Serve the steak sliced, but make sure you slice it correctly. You want to slice a skirt against the grain, not with it. Because the muscle fibers in this cut are so tough, you're giving yourself longer, more rigid muscle fibers to chew through if you cut with the grain. Cutting against the grain shortens those fibers, instantly making the steak easier to eat.
How To Prepare Flank Steak
Flank steak has less fat content than a skirt steak, so it must be watched more carefully when cooking. Like a skirt, you may want to tenderize this ahead of time by pounding it out or using some meat tenderizer or acid. Tenderizing is highly recommended in many flank steak recipes; it will cook quickly, and it's good to have a hand making it more tender.
Seasoning, like with the skirt, is best kept simple.
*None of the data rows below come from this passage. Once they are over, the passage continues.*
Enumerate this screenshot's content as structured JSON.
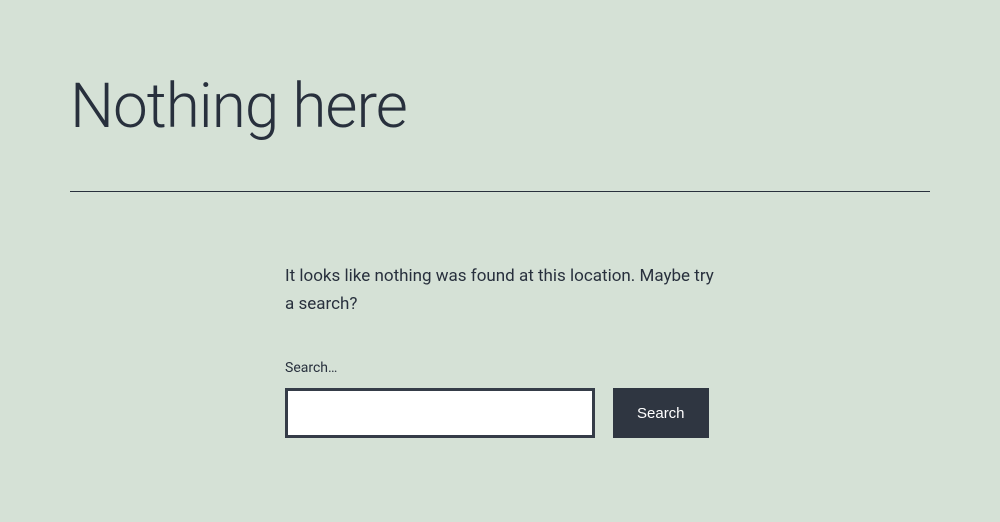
{
  "header": {
    "title": "Nothing here"
  },
  "main": {
    "message": "It looks like nothing was found at this location. Maybe try a search?"
  },
  "search": {
    "label": "Search…",
    "value": "",
    "button_label": "Search"
  }
}
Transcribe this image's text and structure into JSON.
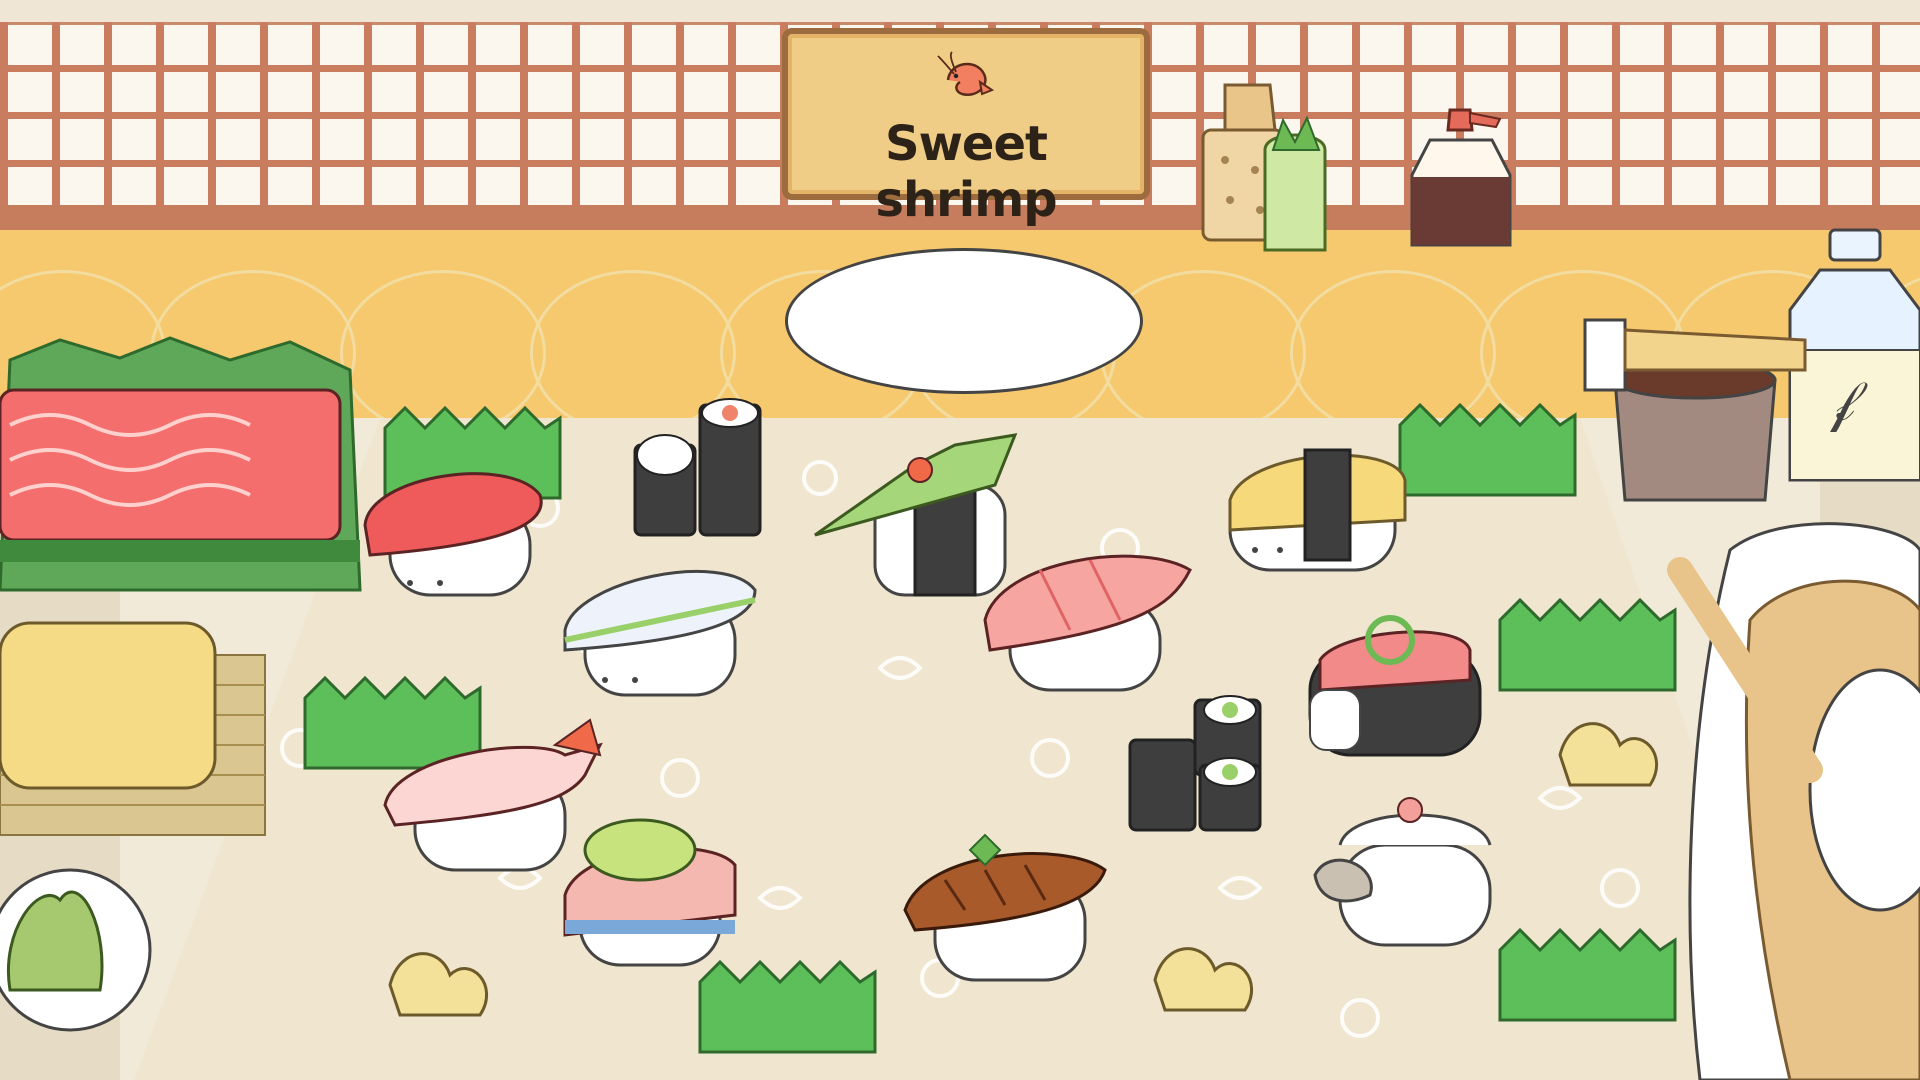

Salt and pepper, at a minimum, is a good approach, but a seasoning rub can also be used if desired.
Flank steak can be cooked at about the same temperature as skirt steak or slightly lower. Between 400F and 500F should be good to get a great sear, brown the meat, and get the inside to a nice rare to medium rare. You'll only need 3 or 4 minutes per side to get a perfect cook. You want an internal temperature of 130F to 135F.
When cooking a flank, it's important to let it rest for at least five minutes before slicing. It's imperative to cut this steak against the grain, like skirt steak. You want to break down those long, tough muscle fibers, ensuring eating the steak is easier.
The Bottom Line
Some people use flank and skirt steak interchangeably, but these two cuts of meat have distinct differences in terms of fat content and nutritional value. Depending on your chosen dish, one cut may be more suitable than the other.
Traditionally, both skirt steak and flank steak are often considered cheaper and less desirable cuts of meat. This may be due to the fact that they can be difficult to cook properly, leading to a poor reputation. If not prepared correctly, either cut may end up being tough and overcooked, resulting in an unpleasant eating experience.
However, when handled properly, both skirt and flank steaks can offer a delicious, beefy flavor to dishes that require strong and tasty seasonings. They are perfect for making tacos, fajitas, and other dishes that call for an intense sear and a cut that maintains its shape and texture after cooking.